Assigned task -> An exact retyping of all lines below is the answer; pictures do not belong in it.

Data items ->
------------------------

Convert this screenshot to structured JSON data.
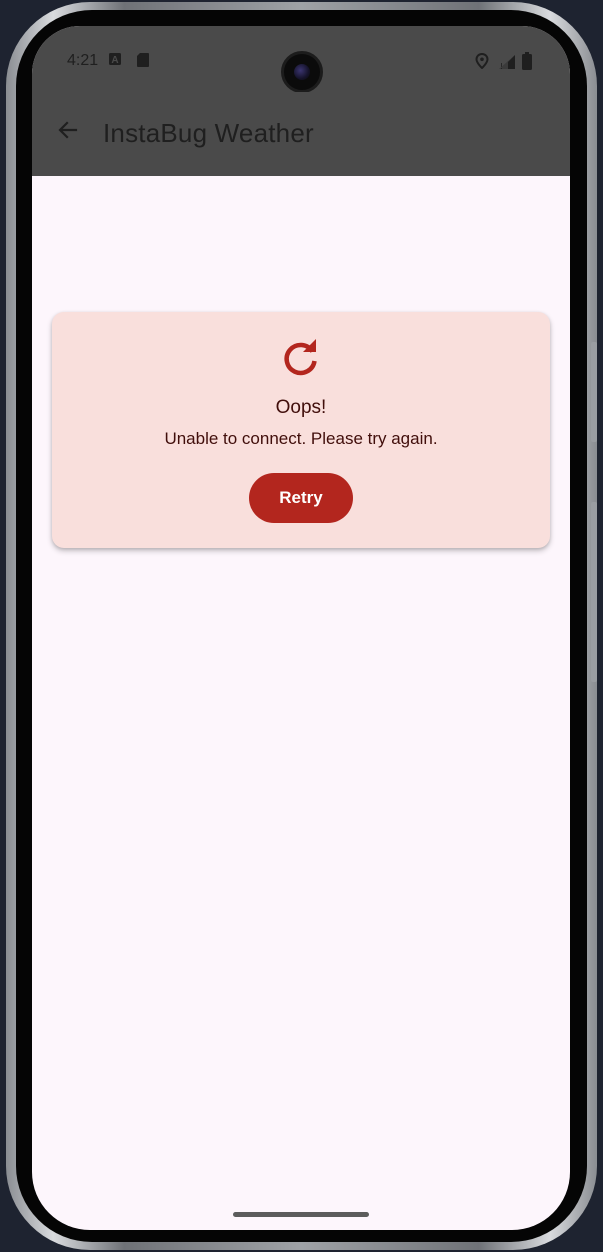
{
  "status_bar": {
    "time": "4:21",
    "left_icons": [
      "keyboard-a-icon",
      "sd-card-icon"
    ],
    "right_icons": [
      "location-icon",
      "signal-icon",
      "battery-icon"
    ]
  },
  "app_bar": {
    "back_icon": "arrow-left-icon",
    "title": "InstaBug Weather"
  },
  "error_card": {
    "icon": "refresh-icon",
    "title": "Oops!",
    "message": "Unable to connect. Please try again.",
    "retry_label": "Retry"
  },
  "colors": {
    "app_bar_bg": "#4a4a4a",
    "screen_bg": "#fdf6fc",
    "card_bg": "#f9dfdc",
    "accent": "#b3261e",
    "card_text": "#410e0b"
  }
}
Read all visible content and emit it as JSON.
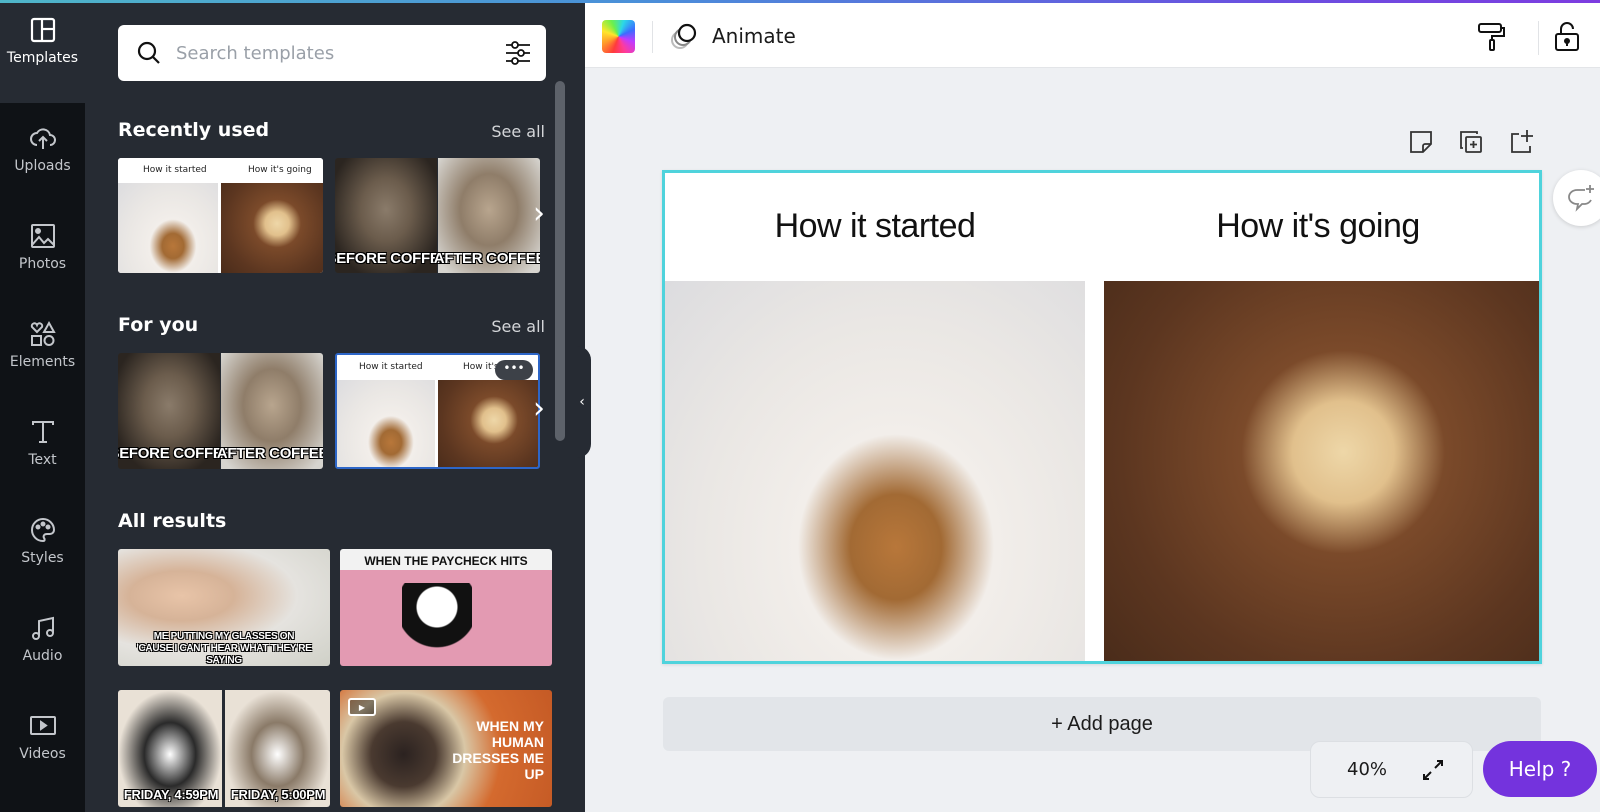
{
  "rail": {
    "items": [
      {
        "label": "Templates",
        "icon": "templates-icon",
        "active": true
      },
      {
        "label": "Uploads",
        "icon": "upload-cloud-icon"
      },
      {
        "label": "Photos",
        "icon": "photo-icon"
      },
      {
        "label": "Elements",
        "icon": "shapes-icon"
      },
      {
        "label": "Text",
        "icon": "text-icon"
      },
      {
        "label": "Styles",
        "icon": "palette-icon"
      },
      {
        "label": "Audio",
        "icon": "music-note-icon"
      },
      {
        "label": "Videos",
        "icon": "video-icon"
      }
    ]
  },
  "panel": {
    "search": {
      "placeholder": "Search templates",
      "value": ""
    },
    "sections": {
      "recent": {
        "title": "Recently used",
        "see_all": "See all"
      },
      "for_you": {
        "title": "For you",
        "see_all": "See all"
      },
      "all": {
        "title": "All results"
      }
    },
    "recent_items": [
      {
        "left_caption": "How it started",
        "right_caption": "How it's going"
      },
      {
        "left_caption": "BEFORE COFFEE",
        "right_caption": "AFTER COFFEE"
      }
    ],
    "for_you_items": [
      {
        "left_caption": "BEFORE COFFEE",
        "right_caption": "AFTER COFFEE"
      },
      {
        "left_caption": "How it started",
        "right_caption": "How it's going",
        "more_label": "•••"
      }
    ],
    "results": [
      {
        "caption": "ME PUTTING MY GLASSES ON 'CAUSE I CAN'T HEAR WHAT THEY'RE SAYING"
      },
      {
        "caption": "WHEN THE PAYCHECK HITS",
        "video": true
      },
      {
        "left_caption": "FRIDAY, 4:59PM",
        "right_caption": "FRIDAY, 5:00PM"
      },
      {
        "caption": "WHEN MY HUMAN DRESSES ME UP",
        "video": true
      }
    ]
  },
  "toolbar": {
    "animate_label": "Animate"
  },
  "canvas": {
    "left_title": "How it started",
    "right_title": "How it's going",
    "add_page_label": "+ Add page",
    "zoom_level": "40%",
    "help_label": "Help  ?"
  },
  "colors": {
    "accent": "#7433dd",
    "selection": "#4fd3dc",
    "panel_bg": "#262b33",
    "rail_bg": "#0f1216"
  }
}
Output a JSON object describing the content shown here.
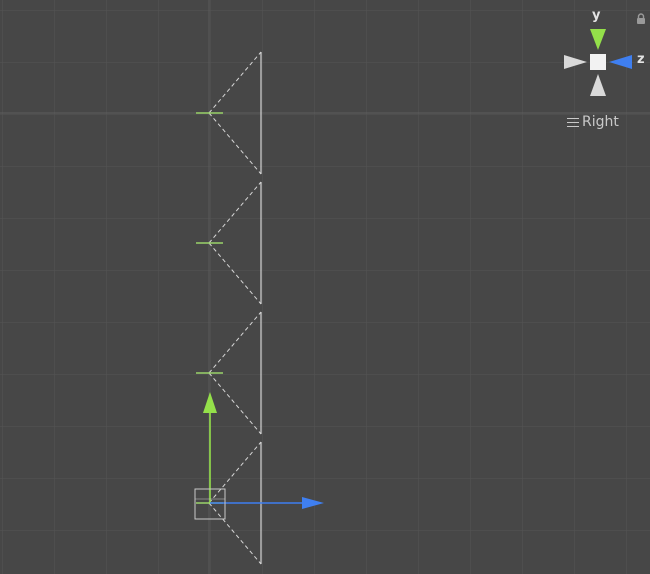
{
  "scene": {
    "background_color": "#474747",
    "grid_color": "#5a5a5a",
    "grid_major_color": "#707070"
  },
  "orientation_gizmo": {
    "y_label": "y",
    "z_label": "z",
    "view_label": "Right",
    "y_color": "#94e04a",
    "z_color": "#3f7ff0",
    "neutral_color": "#d9d9d9"
  },
  "transform_handle": {
    "up_axis_color": "#94e04a",
    "forward_axis_color": "#3f7ff0"
  },
  "cameras": {
    "frustum_color": "#d6d6d6",
    "count": 4
  },
  "icons": {
    "lock": "lock-icon",
    "menu": "hamburger-menu-icon"
  }
}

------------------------

Answer section ->
Convert this screenshot to structured JSON data.
{
  "status_bar": {
    "time": "4:21",
    "left_icons": [
      "keyboard-a-icon",
      "sd-card-icon"
    ],
    "right_icons": [
      "location-icon",
      "signal-icon",
      "battery-icon"
    ]
  },
  "app_bar": {
    "back_icon": "arrow-left-icon",
    "title": "InstaBug Weather"
  },
  "error_card": {
    "icon": "refresh-icon",
    "title": "Oops!",
    "message": "Unable to connect. Please try again.",
    "retry_label": "Retry"
  },
  "colors": {
    "app_bar_bg": "#4a4a4a",
    "screen_bg": "#fdf6fc",
    "card_bg": "#f9dfdc",
    "accent": "#b3261e",
    "card_text": "#410e0b"
  }
}
Read all visible content and emit it as JSON.
{
  "rail": {
    "items": [
      {
        "label": "Templates",
        "icon": "templates-icon",
        "active": true
      },
      {
        "label": "Uploads",
        "icon": "upload-cloud-icon"
      },
      {
        "label": "Photos",
        "icon": "photo-icon"
      },
      {
        "label": "Elements",
        "icon": "shapes-icon"
      },
      {
        "label": "Text",
        "icon": "text-icon"
      },
      {
        "label": "Styles",
        "icon": "palette-icon"
      },
      {
        "label": "Audio",
        "icon": "music-note-icon"
      },
      {
        "label": "Videos",
        "icon": "video-icon"
      }
    ]
  },
  "panel": {
    "search": {
      "placeholder": "Search templates",
      "value": ""
    },
    "sections": {
      "recent": {
        "title": "Recently used",
        "see_all": "See all"
      },
      "for_you": {
        "title": "For you",
        "see_all": "See all"
      },
      "all": {
        "title": "All results"
      }
    },
    "recent_items": [
      {
        "left_caption": "How it started",
        "right_caption": "How it's going"
      },
      {
        "left_caption": "BEFORE COFFEE",
        "right_caption": "AFTER COFFEE"
      }
    ],
    "for_you_items": [
      {
        "left_caption": "BEFORE COFFEE",
        "right_caption": "AFTER COFFEE"
      },
      {
        "left_caption": "How it started",
        "right_caption": "How it's going",
        "more_label": "•••"
      }
    ],
    "results": [
      {
        "caption": "ME PUTTING MY GLASSES ON 'CAUSE I CAN'T HEAR WHAT THEY'RE SAYING"
      },
      {
        "caption": "WHEN THE PAYCHECK HITS",
        "video": true
      },
      {
        "left_caption": "FRIDAY, 4:59PM",
        "right_caption": "FRIDAY, 5:00PM"
      },
      {
        "caption": "WHEN MY HUMAN DRESSES ME UP",
        "video": true
      }
    ]
  },
  "toolbar": {
    "animate_label": "Animate"
  },
  "canvas": {
    "left_title": "How it started",
    "right_title": "How it's going",
    "add_page_label": "+ Add page",
    "zoom_level": "40%",
    "help_label": "Help  ?"
  },
  "colors": {
    "accent": "#7433dd",
    "selection": "#4fd3dc",
    "panel_bg": "#262b33",
    "rail_bg": "#0f1216"
  }
}
Output a JSON object describing the content shown here.
{
  "scene": {
    "background_color": "#474747",
    "grid_color": "#5a5a5a",
    "grid_major_color": "#707070"
  },
  "orientation_gizmo": {
    "y_label": "y",
    "z_label": "z",
    "view_label": "Right",
    "y_color": "#94e04a",
    "z_color": "#3f7ff0",
    "neutral_color": "#d9d9d9"
  },
  "transform_handle": {
    "up_axis_color": "#94e04a",
    "forward_axis_color": "#3f7ff0"
  },
  "cameras": {
    "frustum_color": "#d6d6d6",
    "count": 4
  },
  "icons": {
    "lock": "lock-icon",
    "menu": "hamburger-menu-icon"
  }
}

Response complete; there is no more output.